App and web page records:
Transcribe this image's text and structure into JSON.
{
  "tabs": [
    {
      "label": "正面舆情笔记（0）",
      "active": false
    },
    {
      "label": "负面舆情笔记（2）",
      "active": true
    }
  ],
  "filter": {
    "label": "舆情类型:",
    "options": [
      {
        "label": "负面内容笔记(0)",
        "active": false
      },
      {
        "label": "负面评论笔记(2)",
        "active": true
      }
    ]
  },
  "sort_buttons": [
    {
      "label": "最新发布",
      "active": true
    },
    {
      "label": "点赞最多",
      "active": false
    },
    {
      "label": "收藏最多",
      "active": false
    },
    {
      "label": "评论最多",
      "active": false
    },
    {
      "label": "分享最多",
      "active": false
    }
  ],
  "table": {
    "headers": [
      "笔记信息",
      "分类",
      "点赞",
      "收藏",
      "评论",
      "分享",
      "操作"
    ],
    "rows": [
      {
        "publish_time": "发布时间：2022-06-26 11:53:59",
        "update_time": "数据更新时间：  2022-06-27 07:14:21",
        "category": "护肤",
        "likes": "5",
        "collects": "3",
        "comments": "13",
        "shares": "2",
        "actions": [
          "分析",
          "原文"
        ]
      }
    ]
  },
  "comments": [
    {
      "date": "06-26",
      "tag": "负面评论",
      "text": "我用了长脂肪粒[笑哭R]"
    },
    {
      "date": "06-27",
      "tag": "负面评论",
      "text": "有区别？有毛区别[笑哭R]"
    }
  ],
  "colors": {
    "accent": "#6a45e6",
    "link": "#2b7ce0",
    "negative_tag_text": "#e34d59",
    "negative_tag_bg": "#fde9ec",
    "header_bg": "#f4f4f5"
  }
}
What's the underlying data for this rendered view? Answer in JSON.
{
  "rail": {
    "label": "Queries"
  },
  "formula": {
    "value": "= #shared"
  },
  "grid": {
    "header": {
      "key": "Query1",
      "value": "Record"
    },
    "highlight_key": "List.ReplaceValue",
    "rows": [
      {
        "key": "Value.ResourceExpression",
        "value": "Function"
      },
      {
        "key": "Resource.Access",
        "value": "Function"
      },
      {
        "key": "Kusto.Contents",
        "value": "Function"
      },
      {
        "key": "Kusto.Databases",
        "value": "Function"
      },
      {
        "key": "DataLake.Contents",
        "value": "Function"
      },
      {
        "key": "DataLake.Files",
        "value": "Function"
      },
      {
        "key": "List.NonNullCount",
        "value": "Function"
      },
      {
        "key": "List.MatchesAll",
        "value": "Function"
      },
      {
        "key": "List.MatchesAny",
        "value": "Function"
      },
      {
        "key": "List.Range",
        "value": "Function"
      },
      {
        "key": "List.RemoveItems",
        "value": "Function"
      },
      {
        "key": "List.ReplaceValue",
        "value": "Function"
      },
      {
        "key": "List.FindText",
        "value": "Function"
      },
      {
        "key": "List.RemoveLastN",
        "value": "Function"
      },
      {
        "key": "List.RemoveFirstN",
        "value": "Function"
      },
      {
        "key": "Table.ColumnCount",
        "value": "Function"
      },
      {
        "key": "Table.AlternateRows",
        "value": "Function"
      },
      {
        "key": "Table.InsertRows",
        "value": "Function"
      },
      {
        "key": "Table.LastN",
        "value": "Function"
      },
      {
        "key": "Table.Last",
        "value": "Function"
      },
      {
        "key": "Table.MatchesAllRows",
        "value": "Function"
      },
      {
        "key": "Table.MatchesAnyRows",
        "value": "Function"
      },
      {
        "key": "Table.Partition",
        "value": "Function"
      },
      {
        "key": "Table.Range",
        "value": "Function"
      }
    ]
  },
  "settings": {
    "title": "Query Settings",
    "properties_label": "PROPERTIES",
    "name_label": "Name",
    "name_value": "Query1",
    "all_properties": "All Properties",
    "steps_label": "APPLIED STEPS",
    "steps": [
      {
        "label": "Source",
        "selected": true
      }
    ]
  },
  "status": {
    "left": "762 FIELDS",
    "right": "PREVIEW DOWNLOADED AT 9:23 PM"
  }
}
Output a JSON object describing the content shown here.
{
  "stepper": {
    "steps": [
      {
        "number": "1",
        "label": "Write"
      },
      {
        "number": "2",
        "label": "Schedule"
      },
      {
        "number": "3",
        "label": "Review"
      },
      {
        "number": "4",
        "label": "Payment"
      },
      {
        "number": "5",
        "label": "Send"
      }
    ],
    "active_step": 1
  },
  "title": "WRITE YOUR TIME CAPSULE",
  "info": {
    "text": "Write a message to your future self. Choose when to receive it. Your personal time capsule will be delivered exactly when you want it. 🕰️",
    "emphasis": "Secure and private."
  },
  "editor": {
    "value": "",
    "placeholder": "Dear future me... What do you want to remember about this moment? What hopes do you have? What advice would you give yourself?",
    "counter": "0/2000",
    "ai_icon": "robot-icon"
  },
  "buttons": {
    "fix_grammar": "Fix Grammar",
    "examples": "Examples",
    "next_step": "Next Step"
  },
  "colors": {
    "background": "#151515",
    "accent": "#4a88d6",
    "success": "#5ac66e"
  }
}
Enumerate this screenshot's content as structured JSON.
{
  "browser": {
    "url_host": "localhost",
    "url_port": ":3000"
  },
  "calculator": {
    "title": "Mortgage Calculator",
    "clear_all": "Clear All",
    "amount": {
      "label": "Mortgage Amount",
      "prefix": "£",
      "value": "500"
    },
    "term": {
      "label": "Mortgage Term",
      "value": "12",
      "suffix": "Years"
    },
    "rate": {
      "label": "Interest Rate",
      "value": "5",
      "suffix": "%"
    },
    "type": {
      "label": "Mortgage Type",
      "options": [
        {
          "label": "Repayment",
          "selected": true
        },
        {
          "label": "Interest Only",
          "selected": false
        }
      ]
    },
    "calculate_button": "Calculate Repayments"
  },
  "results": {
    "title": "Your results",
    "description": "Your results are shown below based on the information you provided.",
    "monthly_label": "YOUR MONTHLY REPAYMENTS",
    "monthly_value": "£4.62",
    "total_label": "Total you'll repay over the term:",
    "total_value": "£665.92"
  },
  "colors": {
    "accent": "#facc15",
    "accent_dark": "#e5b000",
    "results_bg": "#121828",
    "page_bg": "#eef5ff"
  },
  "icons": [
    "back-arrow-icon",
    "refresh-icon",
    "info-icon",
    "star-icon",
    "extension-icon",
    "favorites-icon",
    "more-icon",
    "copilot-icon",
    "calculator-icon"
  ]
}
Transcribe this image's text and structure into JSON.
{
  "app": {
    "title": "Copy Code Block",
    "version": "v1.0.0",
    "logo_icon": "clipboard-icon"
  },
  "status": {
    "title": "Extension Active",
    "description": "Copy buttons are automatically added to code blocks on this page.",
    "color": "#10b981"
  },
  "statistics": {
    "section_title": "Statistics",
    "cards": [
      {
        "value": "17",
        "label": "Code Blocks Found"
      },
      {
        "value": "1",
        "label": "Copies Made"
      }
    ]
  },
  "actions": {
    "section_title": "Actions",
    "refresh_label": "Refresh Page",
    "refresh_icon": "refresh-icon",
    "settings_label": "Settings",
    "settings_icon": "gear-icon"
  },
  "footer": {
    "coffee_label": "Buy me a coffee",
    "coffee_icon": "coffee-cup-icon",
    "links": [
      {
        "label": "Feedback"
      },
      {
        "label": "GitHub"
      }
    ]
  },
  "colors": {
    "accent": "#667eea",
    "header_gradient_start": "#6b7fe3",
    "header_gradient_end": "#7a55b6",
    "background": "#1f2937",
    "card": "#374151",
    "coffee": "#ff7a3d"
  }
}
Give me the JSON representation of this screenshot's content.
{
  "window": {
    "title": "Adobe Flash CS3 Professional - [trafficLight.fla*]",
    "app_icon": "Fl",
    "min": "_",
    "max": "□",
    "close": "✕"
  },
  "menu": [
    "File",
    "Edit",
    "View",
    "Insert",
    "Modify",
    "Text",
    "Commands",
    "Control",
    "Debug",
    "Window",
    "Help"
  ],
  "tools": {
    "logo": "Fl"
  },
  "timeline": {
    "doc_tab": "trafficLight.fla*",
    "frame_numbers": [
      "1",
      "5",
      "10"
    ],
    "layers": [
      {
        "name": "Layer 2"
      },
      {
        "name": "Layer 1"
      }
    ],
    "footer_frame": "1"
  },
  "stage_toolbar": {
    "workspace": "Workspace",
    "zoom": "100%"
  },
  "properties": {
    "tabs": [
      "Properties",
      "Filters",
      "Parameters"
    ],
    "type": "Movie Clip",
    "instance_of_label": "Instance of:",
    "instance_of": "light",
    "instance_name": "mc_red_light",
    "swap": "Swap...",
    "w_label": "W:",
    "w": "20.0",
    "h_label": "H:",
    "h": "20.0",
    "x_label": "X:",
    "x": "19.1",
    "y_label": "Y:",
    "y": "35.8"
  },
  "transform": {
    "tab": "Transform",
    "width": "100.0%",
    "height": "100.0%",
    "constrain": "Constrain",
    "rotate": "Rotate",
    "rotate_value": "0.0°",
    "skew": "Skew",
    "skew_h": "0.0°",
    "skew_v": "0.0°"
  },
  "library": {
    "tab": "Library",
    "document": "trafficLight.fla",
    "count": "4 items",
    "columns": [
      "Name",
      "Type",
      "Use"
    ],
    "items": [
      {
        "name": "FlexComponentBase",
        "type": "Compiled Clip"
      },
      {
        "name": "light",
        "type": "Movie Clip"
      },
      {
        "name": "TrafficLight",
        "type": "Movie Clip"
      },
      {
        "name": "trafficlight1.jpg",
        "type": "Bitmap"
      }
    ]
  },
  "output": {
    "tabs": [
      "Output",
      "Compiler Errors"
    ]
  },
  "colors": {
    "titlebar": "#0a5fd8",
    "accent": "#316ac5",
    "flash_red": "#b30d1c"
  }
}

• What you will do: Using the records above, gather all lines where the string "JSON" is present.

• Solution to the problem:
Transcribe this image's text and structure into JSON.
What's the underlying data for this rendered view? Answer in JSON.
Output a JSON object describing the content shown here.
Enumerate this screenshot's content as structured JSON.
Transcribe this image's text and structure into JSON.
Give me the JSON representation of this screenshot's content.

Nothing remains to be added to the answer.